I'm still riding but I've gotten a bit gun shy about doing anything that might launch me over the bars again. That includes rocky mountain bike descents. YMMV.
It's people like you that keep the orthopedic surgeons trained and ready in case any of the rest of us has a mishap. I understand your being a bit risk-averse regarding future endo opportunities.
B. Carfree is offline   Reply With Quote
Old 12-19-10, 05:50 PM   #10
Bare Feet
Senior Member
 
Bare Feet's Avatar
 
Join Date: Jun 2010
Location: NoNJ
Bikes:
Posts: 281
Mentioned: 0 Post(s)
Tagged: 0 Thread(s)
Quoted: 0 Post(s)
Quote:
Originally Posted by stapfam View Post

I went road 4 years ago to "Experience" the Dark side but kept up the offroad occasionally. This winter it has been more offroad than road and I am starting to think about a few upgrades to the Bianchi.
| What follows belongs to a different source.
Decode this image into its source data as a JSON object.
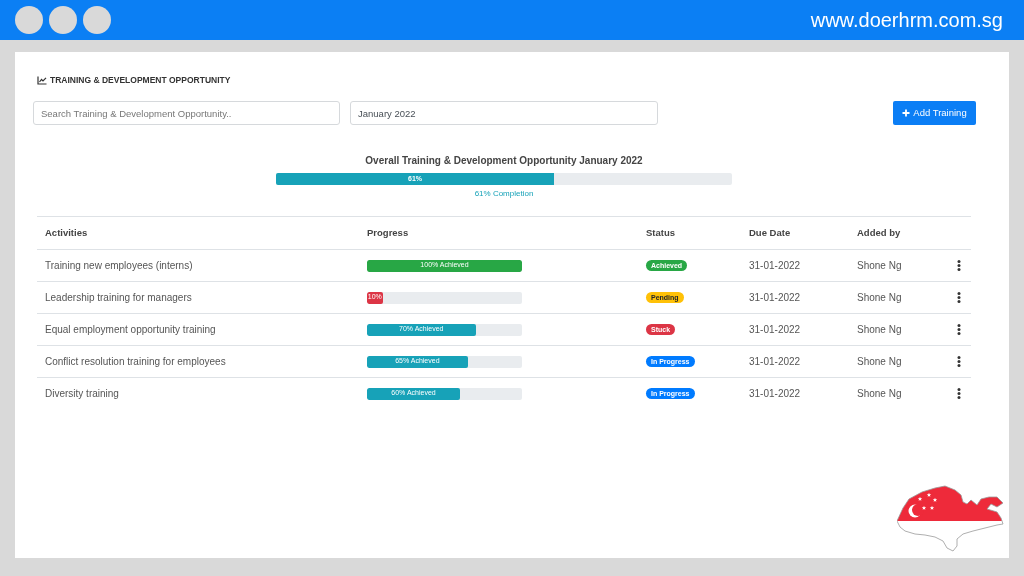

Only silly little things likes wheels and tyres- but If I get out more often- The CX I have been thinking about may be replaced with a new White 19. Don't think I will warrant a better bike- but if I do then I might aswell get a decent one.

http://www.whitebikes.com/2011/bike_...dNo=W-1-008-11
With the recent blizzards blanketing all of Europe in white, you may have come down with a serious case of snowblindness and are now dreaming of white bikes! Time to "Experience" the Bright Side!!
Bare Feet is offline   Reply With Quote
Old 12-19-10, 11:55 PM   #11
woodway
Squeaky Wheel
 
woodway's Avatar
 
Join Date: Nov 2008
Location: Woodinville, WA
Bikes:
Posts: 1,460
Mentioned: 0 Post(s)
Tagged: 0 Thread(s)
Quoted: 9 Post(s)
Your fitness is probably not as bad as you think - technique is HUGE in Mountain Biking. I'll give an example, I took a tri-athlete friend Mountain Biking last year...he does 4 ironmans a year and trains like crazy. He is in WAY better shape then me. But he was a novice Mountain Biker and was working 10x harder than I was on trails that I thought were low-intermediate in difficulty. On the road he could kick my butt, offroad, I was king...
woodway is offline   Reply With Quote
Reply


Thread Tools Search this Thread
Search this Thread:

Advanced Search

Posting Rules
You may not post new threads
You may not post replies
You may not post attachments
You may not edit your posts

BB code is On
Smilies are On
[IMG] code is On
HTML code is Off



All times are GMT -6. The time now is 08:02 PM.